Morgan Tsvangirai dies: Who Was Zimbabwe's Opposition Leader?

Zimbabwe opposition leader Morgan Tsvangirai died on Wednesday (14 February) after a long battle with cancer, casting his Movement for Democratic Change (MDC) party into the unknown less than three months after the army ousted long-time ruler Robert Mugabe.

Tsvangirai, who died in South Africa, was 65.

"I can confirm that he died this evening. The family communicated this to me," MDC vice-president Elias Mudzuri told Reuters.

Arguably Zimbabwe's most popular politician, the mining union leader's career was ultimately defined by his tussles—both literal and figurative—with 93-year-old Mugabe, who resigned after a de facto coup in December.

Elections are due within the next six months and Tsvangirai's illness and now death leaves his party in disarray, to the advantage of the ruling ZANU-PF party, now led by former Mugabe deputy Emmerson Mnangagwa.

Although Tsvangirai suffered serious physical abuse at the hands of security forces, including serious head injuries in police custody in 2007, he went on to form an uneasy working relationship with Mugabe in a 2009-2013 coalition government.

Tsvangirai's illness exposed deep rifts in the MDC, with his subordinates jockeying publicly to succeed him. In January, Tsvangirai said it was time for the older generation to step back and make way for "new hands".

Without its founder at the helm, MDC is likely to face immediate instability and could even split, handing a gift to new President Emmerson Mnangagwa, who is serving the remnant of Robert Mugabe's term until elections.

 Morgan Tsvangirai
Zimbabwean opposition and Movement for Democratic Change (MDC) leader Morgan Tsvangirai addresses a crowd of protesters outside the Zimbabwean parliament on November 21, 2017 in Harare. Reports claimed in February 2018 that Tsvangirai was "critically ill" in a hospital in South Africa. ZINYANGE AUNTONY/AFP/Getty Images

Who was Morgan Tsvangirai?

As the head of MDC, Tsvangirai fought against the government of ex-president Mugabe, who was ousted last year following a military takeover. The de facto coup toppled Mugabe after he had been in power for more than 30 years.
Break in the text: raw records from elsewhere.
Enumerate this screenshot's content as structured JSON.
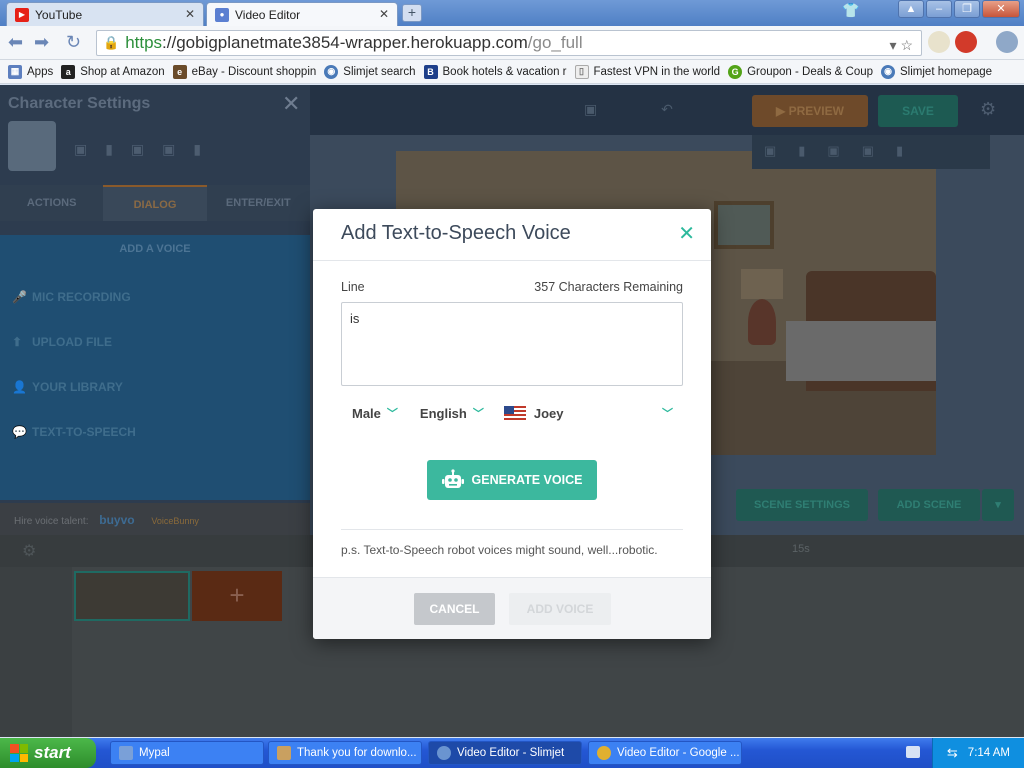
{
  "browser": {
    "tabs": [
      {
        "label": "YouTube",
        "active": false
      },
      {
        "label": "Video Editor",
        "active": true
      }
    ],
    "url": {
      "scheme": "https",
      "host": "://gobigplanetmate3854-wrapper.herokuapp.com",
      "path": "/go_full"
    },
    "bookmarks": [
      {
        "label": "Apps",
        "icon": "apps-grid-icon"
      },
      {
        "label": "Shop at Amazon",
        "icon": "amazon-icon"
      },
      {
        "label": "eBay - Discount shoppin",
        "icon": "ebay-icon"
      },
      {
        "label": "Slimjet search",
        "icon": "slimjet-icon"
      },
      {
        "label": "Book hotels & vacation r",
        "icon": "booking-icon"
      },
      {
        "label": "Fastest VPN in the world",
        "icon": "page-icon"
      },
      {
        "label": "Groupon - Deals & Coup",
        "icon": "groupon-icon"
      },
      {
        "label": "Slimjet homepage",
        "icon": "slimjet-icon"
      }
    ]
  },
  "app": {
    "left_panel": {
      "title": "Character Settings",
      "tabs": [
        "ACTIONS",
        "DIALOG",
        "ENTER/EXIT"
      ],
      "voice_header": "ADD A VOICE",
      "voice_options": [
        "MIC RECORDING",
        "UPLOAD FILE",
        "YOUR LIBRARY",
        "TEXT-TO-SPEECH"
      ],
      "hire_text": "Hire voice talent:",
      "hire_brands": [
        "buyvo",
        "VoiceBunny"
      ]
    },
    "top_bar": {
      "preview_label": "PREVIEW",
      "save_label": "SAVE"
    },
    "scene": {
      "scene_settings_label": "SCENE SETTINGS",
      "add_scene_label": "ADD SCENE"
    },
    "timeline": {
      "time_label": "15s",
      "add_symbol": "+"
    }
  },
  "modal": {
    "title": "Add Text-to-Speech Voice",
    "line_label": "Line",
    "remaining": "357 Characters Remaining",
    "line_value": "is",
    "gender": "Male",
    "language": "English",
    "voice": "Joey",
    "generate_label": "GENERATE VOICE",
    "note": "p.s. Text-to-Speech robot voices might sound, well...robotic.",
    "cancel_label": "CANCEL",
    "add_label": "ADD VOICE",
    "accent_color": "#3cb89e"
  },
  "taskbar": {
    "start_label": "start",
    "tasks": [
      {
        "label": "Mypal",
        "active": false
      },
      {
        "label": "Thank you for downlo...",
        "active": false
      },
      {
        "label": "Video Editor - Slimjet",
        "active": true
      },
      {
        "label": "Video Editor - Google ...",
        "active": false
      }
    ],
    "clock": "7:14 AM"
  }
}
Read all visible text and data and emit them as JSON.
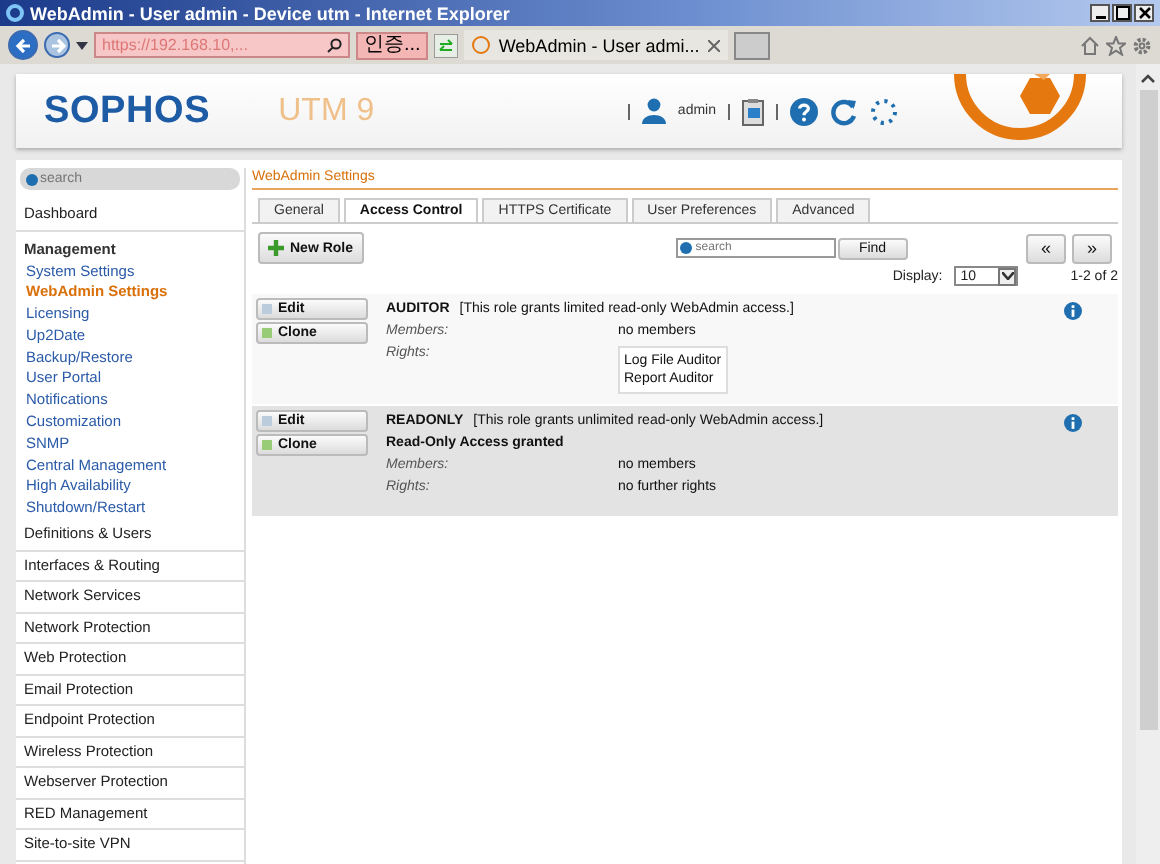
{
  "window": {
    "title": "WebAdmin - User admin - Device utm - Internet Explorer"
  },
  "browser": {
    "address": "https://192.168.10,...",
    "certificate": "인증...",
    "tab": "WebAdmin - User admi..."
  },
  "header": {
    "logo": "SOPHOS",
    "product": "UTM 9",
    "user": "admin"
  },
  "sidebar": {
    "search": {
      "placeholder": "search"
    },
    "items": [
      {
        "kind": "top",
        "label": "Dashboard",
        "selected": false
      },
      {
        "kind": "header",
        "label": "Management",
        "selected": false
      },
      {
        "kind": "sub",
        "label": "System Settings",
        "selected": false
      },
      {
        "kind": "sub",
        "label": "WebAdmin Settings",
        "selected": true
      },
      {
        "kind": "sub",
        "label": "Licensing",
        "selected": false
      },
      {
        "kind": "sub",
        "label": "Up2Date",
        "selected": false
      },
      {
        "kind": "sub",
        "label": "Backup/Restore",
        "selected": false
      },
      {
        "kind": "sub",
        "label": "User Portal",
        "selected": false
      },
      {
        "kind": "sub",
        "label": "Notifications",
        "selected": false
      },
      {
        "kind": "sub",
        "label": "Customization",
        "selected": false
      },
      {
        "kind": "sub",
        "label": "SNMP",
        "selected": false
      },
      {
        "kind": "sub",
        "label": "Central Management",
        "selected": false
      },
      {
        "kind": "sub",
        "label": "High Availability",
        "selected": false
      },
      {
        "kind": "sub",
        "label": "Shutdown/Restart",
        "selected": false
      },
      {
        "kind": "top",
        "label": "Definitions & Users",
        "selected": false
      },
      {
        "kind": "top",
        "label": "Interfaces & Routing",
        "selected": false
      },
      {
        "kind": "top",
        "label": "Network Services",
        "selected": false
      },
      {
        "kind": "top",
        "label": "Network Protection",
        "selected": false
      },
      {
        "kind": "top",
        "label": "Web Protection",
        "selected": false
      },
      {
        "kind": "top",
        "label": "Email Protection",
        "selected": false
      },
      {
        "kind": "top",
        "label": "Endpoint Protection",
        "selected": false
      },
      {
        "kind": "top",
        "label": "Wireless Protection",
        "selected": false
      },
      {
        "kind": "top",
        "label": "Webserver Protection",
        "selected": false
      },
      {
        "kind": "top",
        "label": "RED Management",
        "selected": false
      },
      {
        "kind": "top",
        "label": "Site-to-site VPN",
        "selected": false
      }
    ]
  },
  "breadcrumb": "WebAdmin Settings",
  "tabs": [
    {
      "label": "General",
      "selected": false
    },
    {
      "label": "Access Control",
      "selected": true
    },
    {
      "label": "HTTPS Certificate",
      "selected": false
    },
    {
      "label": "User Preferences",
      "selected": false
    },
    {
      "label": "Advanced",
      "selected": false
    }
  ],
  "toolbar": {
    "new_role": "New Role",
    "search": {
      "placeholder": "search"
    },
    "find": "Find",
    "prev": "«",
    "next": "»",
    "display_label": "Display:",
    "display_value": "10",
    "range": "1-2 of 2"
  },
  "roles": [
    {
      "name": "AUDITOR",
      "description": "[This role grants limited read-only WebAdmin access.]",
      "selected": false,
      "edit": "Edit",
      "clone": "Clone",
      "members_label": "Members:",
      "members": "no members",
      "rights_label": "Rights:",
      "rights": [
        "Log File Auditor",
        "Report Auditor"
      ]
    },
    {
      "name": "READONLY",
      "description": "[This role grants unlimited read-only WebAdmin access.]",
      "selected": true,
      "edit": "Edit",
      "clone": "Clone",
      "note": "Read-Only Access granted",
      "members_label": "Members:",
      "members": "no members",
      "rights_label": "Rights:",
      "rights_text": "no further rights"
    }
  ]
}
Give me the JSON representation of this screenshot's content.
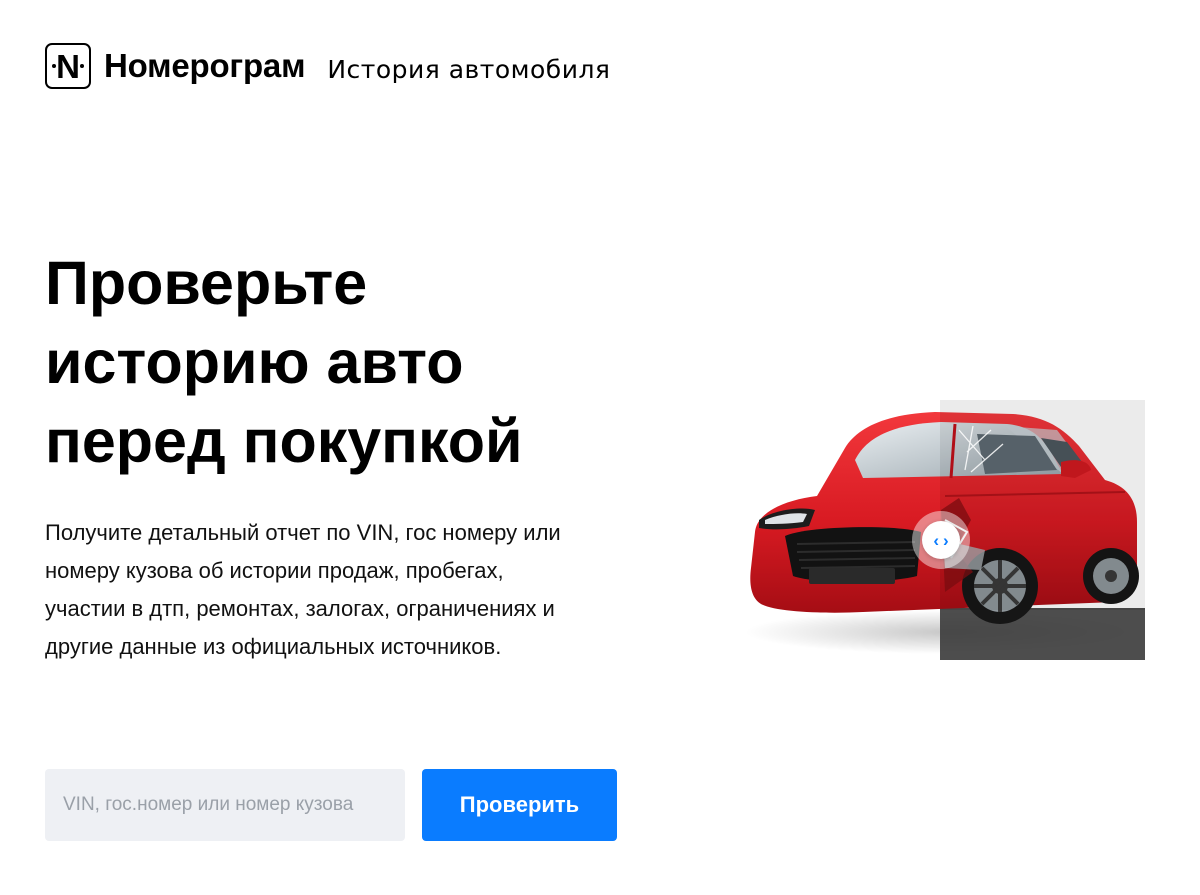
{
  "header": {
    "logo_letter": "N",
    "brand_name": "Номерограм",
    "tagline": "История автомобиля"
  },
  "hero": {
    "title_lines": [
      "Проверьте",
      "историю авто",
      "перед покупкой"
    ],
    "description": "Получите детальный отчет по VIN, гос номеру или номеру кузова об истории продаж, пробегах, участии в дтп, ремонтах, залогах, ограничениях и другие данные из официальных источников."
  },
  "search": {
    "placeholder": "VIN, гос.номер или номер кузова",
    "value": "",
    "button_label": "Проверить"
  },
  "illustration": {
    "compare_handle_left": "‹",
    "compare_handle_right": "›"
  },
  "colors": {
    "accent": "#0a7cff",
    "input_bg": "#eef0f4",
    "car_red": "#e8222a"
  }
}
Although Tsvangirai supported Mugabe at the beginning of his political career and was a member of the ruling Zanu PF party, he is today regarded as one of Mugabe's staunchest opponents.

Due to increasing frustration over government policies, Tsvangirai founded the MDC in 1999.

He ran against the former leader twice. He contested the results of the 2008 presidential elections and later refused to run for a second round, arguing that the vote would not be free and fair due to alleged intimidation of opposition members.

Morgan Tsvangirai
Supporters of Zimbabwe's opposition Movement for Democratic Change (MDC) hold up a poster of main opposition leader Morgan Tsvangirai at a Parliamentary election rally in Harare, 19 March 2005. Zimbabweans go to the polls on 31 March in a Parliamentary Election. ALEXANDER JOE/AFP/Getty Images

In 2009, he joined the so-called "unity government" as prime minister, a position he retained until 2013, when the role was abolished by the Constitution.

Tsvangirai has been imprisoned several times after being accused of, among other charges, threatening the president and inciting violence.

On one occasion in 2007, he was arrested and beaten while in detention. The incident sparked protests in the country and prompted international condemnation.

The same year, one of his bodyguards died after allegedly being beaten by government forces.

During the military coup last year, Tsvangirai called on Mugabe to step down "in the interest of the people."